Steve Roberts: Can Biden get the job done?

Steve Roberts

By Steve Roberts
For The Republic

Can Joe Biden do the job? That question is being asked, with rising alarm, by a substantial number of Democrats. Their concern has not yet crystalized into conviction, and there is still time for the president to reverse this trend, but the current mood of dismay is unmistakable.

In the latest CNN poll, for instance, the percentage of voters who strongly approve of Biden’s performance has slipped from 35% in April down to 15%. That drop, concludes CNN, “has been driven more by disappointment among his original supporters than an expansion of the group that started off strongly opposed to his presidency.”

In the recent ABC/Washington Post poll, the president’s overall approval rating is down to 41%, and the Post reports: “Biden’s popularity … has slumped among his own base. In June, 94% of Democrats approved of the way he was handling his job compared with 3% who disapproved. Today, 80% of Democrats are positive and 16% are negative.”

There are many reasons for this trend, but let’s start with a basic fact: Joe Biden was not elected because his followers thought he’d make a great president. The primary enthusiasm behind his campaign was generated not by love for Biden, but by loathing of Donald Trump.

Last year, voters measured Biden against the other option. Today, Biden is being measured against himself — against his own promises and record — and that’s why his bungling of the withdrawal from Kabul was so damaging. Voters who couldn’t find Afghanistan on a map were troubled by the images of turmoil and tragedy, which contradicted the central message he had sold them: I’ve been around, I know what I’m doing, you can trust me.

Pictures from the Southern border of white agents harassing Black migrants worsened Biden’s growing reputation for incompetence. And then two mutating viruses — one called the delta variant and the other called inflation — made things much worse.
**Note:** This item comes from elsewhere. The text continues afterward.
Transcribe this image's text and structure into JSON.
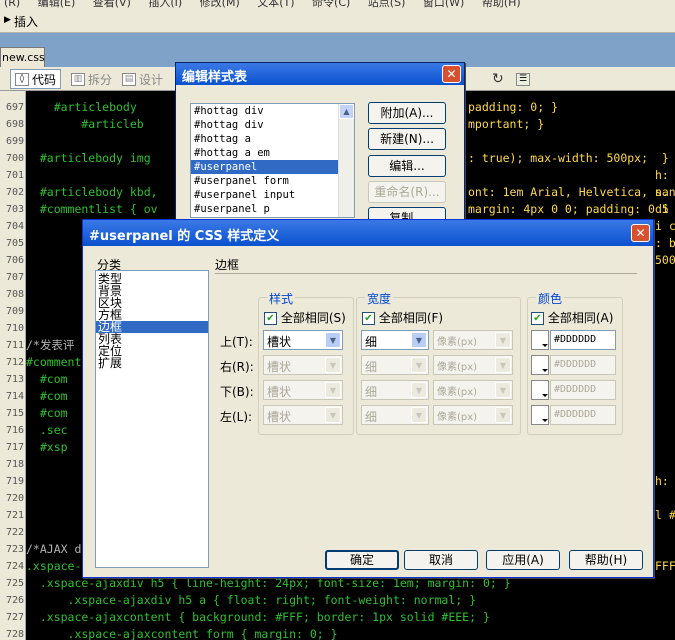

Even strong supporters of vaccinations and boosters are totally fed up with wearing masks, missing hugs and smiles, feeling isolated from friends and family. These distortions of daily life are contributing heavily to the dismal national mood. White House press secretary Jen Psaki said so at a recent briefing: “People are sick and tired of COVID and the impacts on the economy. We understand that; we’re tired of it, too.”

Then there’s inflation, which might well be the most damaging of all political issues because they affect every adult every day. Even when you’re not buying gas, you can’t avoid that big flashing sign on your local station saying $3.50 a gallon. You know that your next fill-up will cost $50 and your grocery bill will continue to climb. And you start worrying about whether you’ll be able to afford Christmas presents for your kids.
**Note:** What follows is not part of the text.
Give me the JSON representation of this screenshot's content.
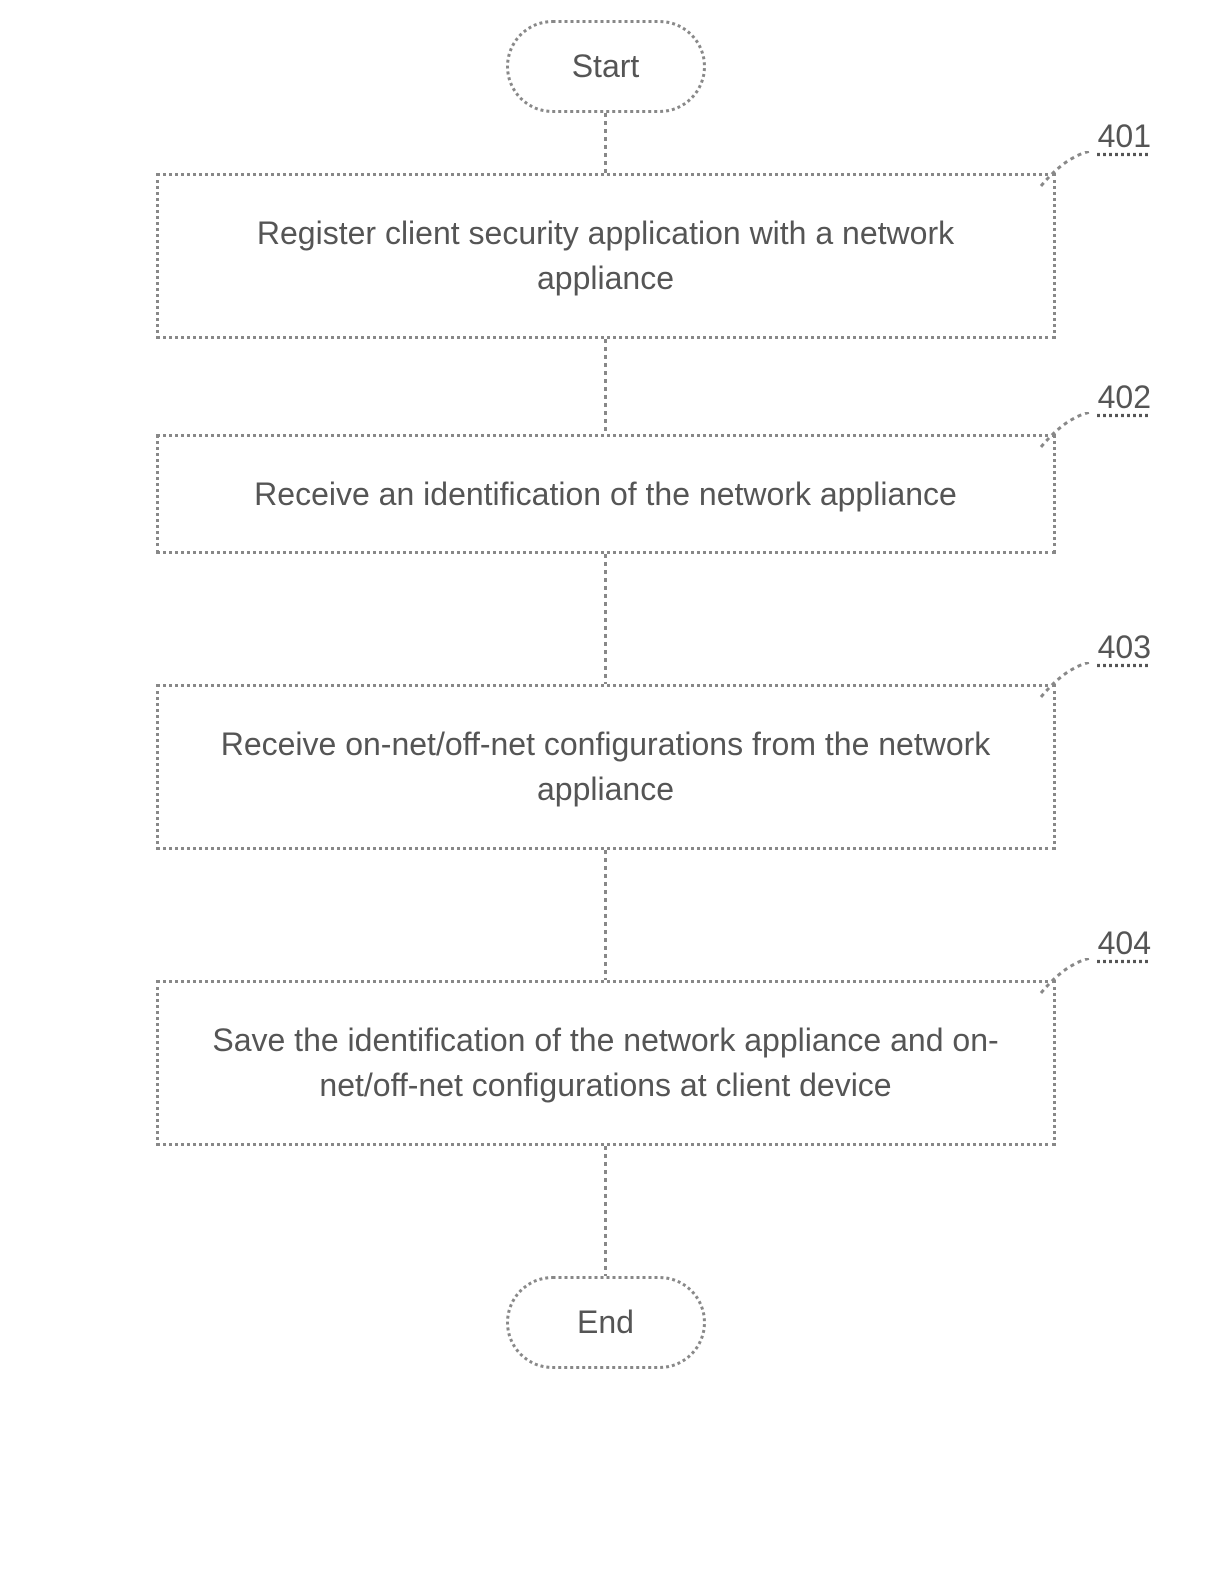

On top of all that, the endless and enervating debates on Capitol Hill, pitting Democrats against each other as they squabble over the president’s agenda, has undermined Biden’s claim to be a master legislator. “I will tell you,” Psaki admitted, “that you don’t design a communication strategy around infighting within the Democratic Party in Washington.”

Still, it’s only been 10 months. Now that Congress has finally passed Biden’s $1.2 trillion infrastructure bill, be can tour the country touting its benefits. An even larger social spending measure follows. If supply chain problems ease, if inflation steadies, if COVID-19 cases continue to decline, the president can still recapture his reputation for competence.